Sea Shepherd Film: The Eco-Terrorist Who Wasn’t

Sea Shepherd Film: The Eco-Terrorist Who Wasn’t

LOS ANGELES, California, March 22, 2012 (ENS) – Captain Paul Watson, a Canadian-born marine mammal conservationist, is not really an “eco-terrorist,” although he has been tagged with that label by his enemies. Now he is being tagged with that label by his friends in a feature-length documentary, “Confessions of an Eco-Terrorist,” slated for release on Earth Day, April 22, 2012.

“Confessions of an Eco-Terrorist” takes viewers on an action-packed voyage with Sea Shepherd Conservation Society founder and president Captain Watson and his crew, the stars of Animal Planet’s Emmy-nominated hit series “Whale Wars.”

Captain Paul Watson with the Sea Shepherd flagship Steve Irwin in Brisbane, Australia before departing for Antarctica in Sea Shepherd’s Operation Musashi 2008-2009 campaign against the Japanese whaling fleet. (Photo courtesy Sea Shepherd)

Seen through the eyes of director, activist and longest serving Sea Shepherd crew member, Peter Jay Brown, the film features 30 years of never-before-seen insider footage of some of the most exciting, difficult and triumphant eco-campaigns in the world.

During their voyages Watson and the Sea Shepherd crews have been engaged in conflict situations, including the boarding of ships, arrests, being fired upon by the Norwegian Navy and successfully ramming and/or sinking illegal whaling and fishing vessels worldwide.

The group is also credited with stopping drift-netting worldwide and saving the lives of millions of marine animals.

Terrorists kill and injure people and destroy property to attain their goals. But since the early 1970s when Watson began acting to stop the atomic testing at Amchitka and the killing of whales and seals, until today, he has not acted as terrorists act.

“Sea Shepherd has never committed an act of violence. We have never injured anyone. We have never been convicted of a felony,” Watson says on the organization’s website.

Still, the film, “Confessions of an Eco-Terrorist,” tells an exciting tale of dedicated activists working against enormous odds to save innocent creatures.

The pay-on-demand release of “Confessions of an Eco-Terrorist” was announced today by SnagFilms, a distributor of independent films for digital platforms.

“We are extremely excited for audiences in the U.S. to be able to experience ‘Confessions of an Eco-Terrorist’ and its unmistakable environmental message,” said Stephanie Sharis, chief operating officer of SnagFilms. “Earth Day is the perfect time to premiere this truly revolutionary documentary.”
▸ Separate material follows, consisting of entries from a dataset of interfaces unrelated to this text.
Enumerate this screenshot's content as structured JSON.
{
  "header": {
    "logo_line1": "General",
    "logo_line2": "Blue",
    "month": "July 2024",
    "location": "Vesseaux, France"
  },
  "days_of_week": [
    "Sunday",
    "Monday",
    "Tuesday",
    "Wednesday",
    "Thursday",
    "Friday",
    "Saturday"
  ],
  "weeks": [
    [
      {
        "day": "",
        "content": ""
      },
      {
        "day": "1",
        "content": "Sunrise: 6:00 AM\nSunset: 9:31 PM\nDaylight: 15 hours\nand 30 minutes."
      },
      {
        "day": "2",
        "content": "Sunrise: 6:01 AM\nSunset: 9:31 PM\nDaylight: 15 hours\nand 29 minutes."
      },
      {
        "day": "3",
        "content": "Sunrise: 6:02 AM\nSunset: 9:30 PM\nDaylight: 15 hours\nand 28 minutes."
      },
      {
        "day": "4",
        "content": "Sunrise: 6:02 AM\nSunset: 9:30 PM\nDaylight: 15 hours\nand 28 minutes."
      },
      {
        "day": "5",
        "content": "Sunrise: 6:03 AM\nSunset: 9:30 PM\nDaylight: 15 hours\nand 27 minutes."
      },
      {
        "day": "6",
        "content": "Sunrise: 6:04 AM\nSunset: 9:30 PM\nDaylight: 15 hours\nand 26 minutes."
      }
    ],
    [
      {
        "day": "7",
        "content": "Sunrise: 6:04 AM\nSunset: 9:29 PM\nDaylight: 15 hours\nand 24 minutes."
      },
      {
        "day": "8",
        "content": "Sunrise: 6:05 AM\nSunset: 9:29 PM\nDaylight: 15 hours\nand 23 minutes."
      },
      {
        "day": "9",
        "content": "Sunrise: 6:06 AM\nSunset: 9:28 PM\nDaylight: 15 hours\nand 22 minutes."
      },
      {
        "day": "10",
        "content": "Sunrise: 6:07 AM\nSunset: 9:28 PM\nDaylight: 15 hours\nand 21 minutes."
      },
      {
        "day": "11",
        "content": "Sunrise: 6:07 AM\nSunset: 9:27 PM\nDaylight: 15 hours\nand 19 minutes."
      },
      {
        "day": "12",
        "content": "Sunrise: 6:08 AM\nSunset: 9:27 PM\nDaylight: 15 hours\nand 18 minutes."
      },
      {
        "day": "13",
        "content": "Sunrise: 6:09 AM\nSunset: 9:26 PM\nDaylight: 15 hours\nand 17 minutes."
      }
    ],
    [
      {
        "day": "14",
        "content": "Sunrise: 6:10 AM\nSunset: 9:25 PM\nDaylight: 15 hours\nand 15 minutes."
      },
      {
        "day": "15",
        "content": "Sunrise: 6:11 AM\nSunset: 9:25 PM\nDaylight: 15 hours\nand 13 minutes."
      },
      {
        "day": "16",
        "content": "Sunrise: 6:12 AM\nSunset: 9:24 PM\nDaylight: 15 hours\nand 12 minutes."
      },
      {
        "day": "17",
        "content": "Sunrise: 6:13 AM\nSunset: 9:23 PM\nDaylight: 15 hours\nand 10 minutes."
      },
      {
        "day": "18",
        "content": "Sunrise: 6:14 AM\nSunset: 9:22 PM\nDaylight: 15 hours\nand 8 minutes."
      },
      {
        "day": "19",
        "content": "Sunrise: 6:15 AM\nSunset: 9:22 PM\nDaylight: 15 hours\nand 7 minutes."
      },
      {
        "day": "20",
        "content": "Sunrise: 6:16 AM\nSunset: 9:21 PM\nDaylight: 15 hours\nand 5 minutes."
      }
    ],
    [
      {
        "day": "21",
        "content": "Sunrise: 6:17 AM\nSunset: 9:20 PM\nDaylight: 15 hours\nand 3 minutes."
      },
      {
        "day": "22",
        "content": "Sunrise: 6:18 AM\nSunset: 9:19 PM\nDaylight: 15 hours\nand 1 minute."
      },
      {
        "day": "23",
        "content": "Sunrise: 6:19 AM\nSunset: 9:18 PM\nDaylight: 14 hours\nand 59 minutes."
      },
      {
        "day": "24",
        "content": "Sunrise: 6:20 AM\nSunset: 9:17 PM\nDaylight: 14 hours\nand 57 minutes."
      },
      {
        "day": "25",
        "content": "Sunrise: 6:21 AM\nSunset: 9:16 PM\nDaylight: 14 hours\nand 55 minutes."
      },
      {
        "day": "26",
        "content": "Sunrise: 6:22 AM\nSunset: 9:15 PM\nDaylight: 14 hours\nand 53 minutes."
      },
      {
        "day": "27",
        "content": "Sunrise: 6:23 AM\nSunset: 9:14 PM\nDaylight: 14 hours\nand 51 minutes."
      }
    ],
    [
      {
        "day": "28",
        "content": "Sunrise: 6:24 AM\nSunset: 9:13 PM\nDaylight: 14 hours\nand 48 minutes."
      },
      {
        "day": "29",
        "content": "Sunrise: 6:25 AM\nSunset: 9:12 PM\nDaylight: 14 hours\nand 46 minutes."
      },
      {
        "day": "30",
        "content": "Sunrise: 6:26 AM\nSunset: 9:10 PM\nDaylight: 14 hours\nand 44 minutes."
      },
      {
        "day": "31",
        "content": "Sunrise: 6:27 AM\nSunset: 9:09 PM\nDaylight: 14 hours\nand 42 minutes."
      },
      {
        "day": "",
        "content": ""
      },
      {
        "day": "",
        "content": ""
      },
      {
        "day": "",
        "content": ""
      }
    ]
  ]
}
The film will be available through video on demand on Comcast, FiOs and iNDemand affiliates including Time Warner Cable, Cox and Bright House Networks, as well as digital platforms, including iTunes, VUDU, Amazon and Xbox Live.

“Everyone has a unique talent that can make a difference in this world,” said Brown. “Thirty years ago hardly anyone knew what ecology meant, now oil companies are trying to be green. We’re the guys who started the modern environmental movement and have pretty much won the revolution, now we need the right people to govern it before we reach a tipping point.”

Brown recently returned from Antarctic waters where he was filming Sea Shepherd’s Operation: Divine Wind campaign to stop Japanese whaling in the Southern Ocean Whale Sanctuary. Whale Wars Season 5, premiering this summer on Animal Planet, will cover the voyage in detail.

“There have been many films made about Sea Shepherd but none as hilarious and revealing as “Confessions of an Eco-Terrorist,” which was three decades in the making,” said Watson. “Peter Brown, a Sea Shepherd insider expertly exercises aikido with his camera by turning a negative accusation into a positive confession of influential activism.”

Click here for more information on “Confessions of an Eco-Terrorist” and to view the trailer.

Copyright Environment News Service (ENS) 2012. All rights reserved.

Continue Reading